If you know of a school in this country (possibly one that your own children have attended) that would be interested in developing links and engaging in joint projects with pupils at K.A., then please e-mail kaworldwide@kilmarnockacademy.co.uk with contact details. You can get more information on this initiative by clicking here.

N. McIlvanney 2005

K.A Former Pupils in Algeria

Name                                                   Years attended K.A.                                   Area, City or Town of Residence



K.A. Pupils' Postcards
If you are a pupil or former pupil of Kilmarnock Academy
and you have visited this country, then e-mail us at postcard@kilmarnockacademy.co.uk with your details. The essential details are: your name; the years you attended Kilmarnock Academy; where in the country you visited.

If you want to - and it does make this page a lot more worthwhile - you can also provide us with a brief account of a favourite place or fond memory or unusual experience or local customs or local cuisine or first impressions or lasting impressions. (You can, if you wish, also include one or two photographs of a place you visited in this country).


N. McIlvanney 2005

K.A Pupils' Postcards from Algeria

Name                                                   Years attended K.A.                                    Area, City or Town Visited


Country (long form)

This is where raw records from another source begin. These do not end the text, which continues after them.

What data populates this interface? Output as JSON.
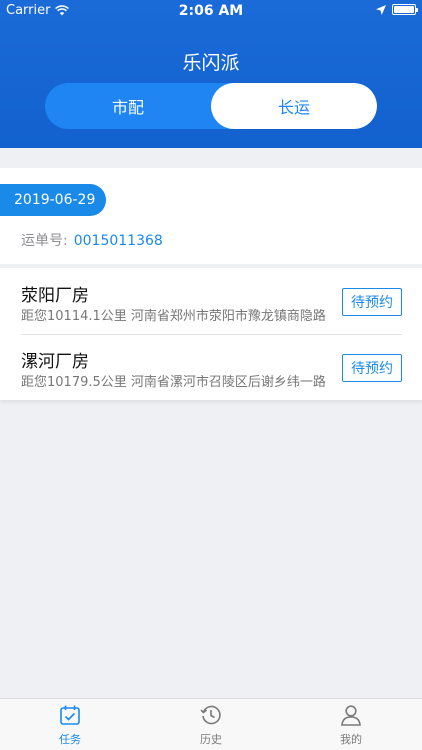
{
  "status_bar": {
    "carrier": "Carrier",
    "time": "2:06 AM"
  },
  "header": {
    "title": "乐闪派",
    "segments": [
      {
        "label": "市配",
        "selected": false
      },
      {
        "label": "长运",
        "selected": true
      }
    ]
  },
  "task": {
    "date": "2019-06-29",
    "waybill_label": "运单号:",
    "waybill_number": "0015011368"
  },
  "locations": [
    {
      "name": "荥阳厂房",
      "detail": "距您10114.1公里 河南省郑州市荥阳市豫龙镇商隐路",
      "action": "待预约"
    },
    {
      "name": "漯河厂房",
      "detail": "距您10179.5公里 河南省漯河市召陵区后谢乡纬一路",
      "action": "待预约"
    }
  ],
  "tabs": [
    {
      "label": "任务",
      "icon": "calendar-check-icon",
      "active": true
    },
    {
      "label": "历史",
      "icon": "history-clock-icon",
      "active": false
    },
    {
      "label": "我的",
      "icon": "person-icon",
      "active": false
    }
  ],
  "colors": {
    "primary": "#1a8ae8",
    "header": "#1565d6"
  }
}
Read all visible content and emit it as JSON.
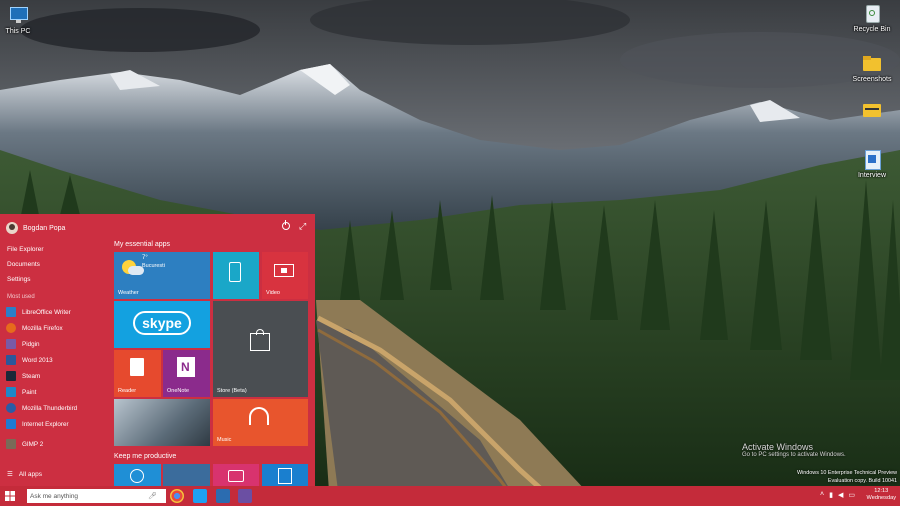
{
  "desktop": {
    "icons": [
      {
        "label": "This PC",
        "icon": "monitor-icon"
      },
      {
        "label": "Recycle Bin",
        "icon": "recycle-bin-icon"
      },
      {
        "label": "Screenshots",
        "icon": "folder-icon"
      },
      {
        "label": "",
        "icon": "folder-icon"
      },
      {
        "label": "Interview",
        "icon": "document-icon"
      }
    ]
  },
  "start_menu": {
    "user_name": "Bogdan Popa",
    "places": [
      "File Explorer",
      "Documents",
      "Settings"
    ],
    "most_used_label": "Most used",
    "most_used": [
      {
        "label": "LibreOffice Writer",
        "color": "#2a7fc9"
      },
      {
        "label": "Mozilla Firefox",
        "color": "#e66b1c"
      },
      {
        "label": "Pidgin",
        "color": "#7a5aa6"
      },
      {
        "label": "Word 2013",
        "color": "#2b579a"
      },
      {
        "label": "Steam",
        "color": "#1b2838"
      },
      {
        "label": "Paint",
        "color": "#1e88c9"
      },
      {
        "label": "Mozilla Thunderbird",
        "color": "#2a5ca6"
      },
      {
        "label": "Internet Explorer",
        "color": "#1f7ad1"
      },
      {
        "label": "GIMP 2",
        "color": "#7a6a58"
      }
    ],
    "all_apps_label": "All apps",
    "group1_title": "My essential apps",
    "group2_title": "Keep me productive",
    "tiles": {
      "weather": {
        "label": "Weather",
        "temp": "7°",
        "city": "Bucuresti"
      },
      "phone": {
        "label": ""
      },
      "video": {
        "label": "Video"
      },
      "skype": {
        "label": "skype"
      },
      "store": {
        "label": "Store (Beta)"
      },
      "reader": {
        "label": "Reader"
      },
      "onenote": {
        "label": "OneNote"
      },
      "photos": {
        "label": ""
      },
      "music": {
        "label": "Music"
      }
    }
  },
  "taskbar": {
    "search_placeholder": "Ask me anything",
    "apps": [
      "chrome-icon",
      "twitter-icon",
      "store-icon",
      "media-icon"
    ]
  },
  "watermark": {
    "title": "Activate Windows",
    "subtitle": "Go to PC settings to activate Windows."
  },
  "build_info": {
    "line1": "Windows 10 Enterprise Technical Preview",
    "line2": "Evaluation copy. Build 10041"
  },
  "clock": {
    "time": "12:13",
    "day": "Wednesday"
  },
  "colors": {
    "accent": "#cc2f41",
    "taskbar": "#c42b3a"
  }
}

Democratic and Popular Republic of Algeria
Capital
Algiers
Total Area
919,594.96 sq mi
2,381,740.00 sq km
Population
31,193,917 (July 2000 est.)
Estimated Population in 2050
52,754,132
Languages
Arabic (official), French, Berber dialects
Literacy
61.6% total, 73.9% male, 49% female (1995 est.)
Religions
Sunni Muslim (state religion) 99%, Christian and Jewish 1%
Life Expectancy
68.34 male, 71.02 female (2000 est.)
Government Type
republic
Currency
1 Algerian dinar (DA) = 100 centimes
GDP (per capita)
$4,700 (1999 est.)
Labor Force (by occupation)
government 29.5%, agriculture 22%, construction and public works 16.2%, industry 13.6%, commerce and services 13.5%, transportation and communication 5.2% (1989)
Industry
petroleum, natural gas, light industries, mining, electrical, petrochemical, food processing
Agriculture
wheat, barley, oats, grapes, olives, citrus, fruits; sheep, cattle
Arable Land
3%
Exports
petroleum, natural gas, and petroleum products 97%
Imports
capital goods, food and beverages, consumer goods
Natural Resources
petroleum, natural gas, iron ore, phosphates, uranium, lead, zinc
Current Environmental Issues
soil erosion from overgrazing and other poor farming practices; desertification; dumping of raw sewage, petroleum refining wastes, and other industrial effluents is leading to the pollution of rivers and coastal waters; Mediterranean Sea, in particular, becoming polluted from oil wastes, soil erosion, and fertilizer runoff; inadequate supplies of potable water
Telephones (main lines in use)
1.176 million (1995)
Telephones (mobile cellular)
33,500 (1999)
Internet Service Providers (ISPs)
1 (1999)

Despite positive signs that Algeria's security situation - which a few years ago was nothing less than a disaster - is stabilising, travel in the country still poses significant risks. The southeast, where in early 2003 several foreigners were abducted, should be avoided altogether.

Most acts of political violence occur in the north and are targeted against the government. There are occasional, indiscriminate attacks on civilians, mostly bomb raids on villages or vehicle-jackings. In the southeast, the risk of abduction is compounded by the presence of smugglers and bandits.